Venezuela's people have exploded in rage against the socialist tyranny that has turned their country, which is rich in oil reserves, into an economic and social basket case.
It's been less than three weeks since the country's Supreme Court announced it was dissolving and taking over the constitutional powers of its elected legislature, amplifying the power of its would-be dictator.
At least three people have already died in a new wave of political violence, as protesters have been confronted by not only the state security services but also tens of thousands of red-shirt militiamen whom President Nicolas Maduro has armed and plans to deploy in much larger numbers.
The breakdown of the rule of law and the Maduro regime's use of street violence are far more serious problems than this week's decision to seize a General Motors' assembly plant in Carabobo and steal assets inside it. But this latest action should bring home to citizens in this country the gravity of the situation, and the need for Washington to play a decisive diplomatic role in preventing a humanitarian disaster in America's backyard.
Venezuelans have suffered horribly for years already under the rule of Maduro and his predecessor, Hugo Chavez. The staples of survival have all but disappeared from their nation's stores. Annual inflation is running at more than 400 percent. Industries and agriculture, many under government control, have nearly ground to a halt. Even sugar production, once abundant and a major source of national wealth, has collapsed to the point that Coca-Cola can no longer produce its signature drink in Venezuela.

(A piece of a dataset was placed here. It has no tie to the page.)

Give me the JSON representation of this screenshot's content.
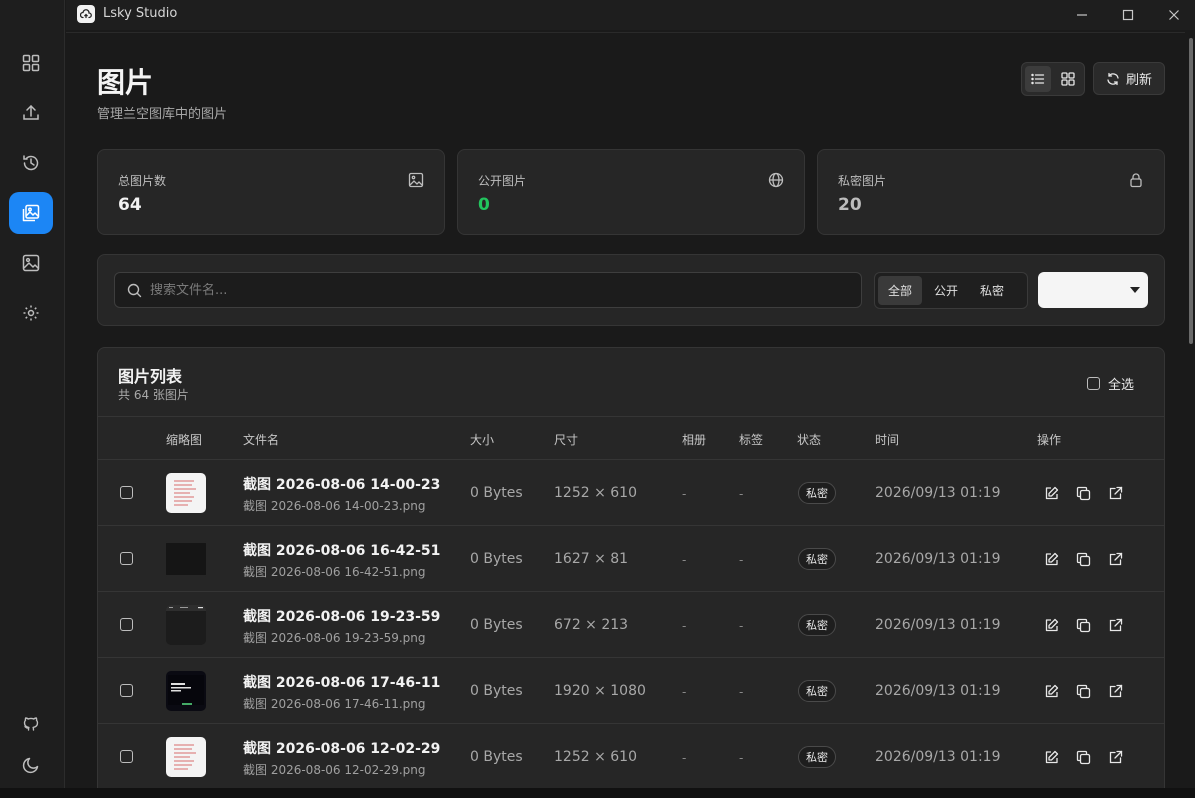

The political opposition took supermajority control of the legislature in the 2015 election amid rising discontent with Maduro's rule. Opposition leaders attempted to force a recall election, collecting 10 times the required number of signatures, but Maduro loyalists in the government illegally blocked their efforts on the flimsy pretext that fraud had occurred in the previous election. Maduro has since jailed opposition leaders and revoked their right to travel outside the country. This was all before his loyalists on the Supreme Court attempted last month to strip the legislature of its powers.
How can President Trump intervene constructively, looking out for American interests without giving Maduro a foreign enemy to use for propaganda purposes? Maduro already insists that the mass protests against him are part of an American-led coup effort. Sen. Marco Rubio, R-Fla., one of Maduro's sharpest critics in the U.S. government, laid out the correct path in an interview with Fox News host Bret Baier when he called on Trump to ask the Organization of American States to expel Venezuela until it restores democracy.
"That may sound like diplomatic talk," Rubio said, "but it actually is the one thing that Venezuela is most sensitive to. They do not want to be ostracized. They do not want to be isolated in the hemisphere by fellow Latin American countries."
After two decades of socialist rule, despite its abundant natural resources, Venezuela is now entirely dependent on other countries and even smugglers for the goods it needs to keep its people alive. With grocery stores throughout his once-wealthy country barren, Maduro even announced with some apparent pride last month, on an episode of his four-hour Sunday program on state television, that "Comrade Trump" had offered to sell him food from the United States at "a good price."
So Trump has leverage in this relationship, which is something he can surely appreciate. He must now put it to good use. A regime that steals from American companies and encourages street violence against dissidents deserves to be cut off from the community of nations.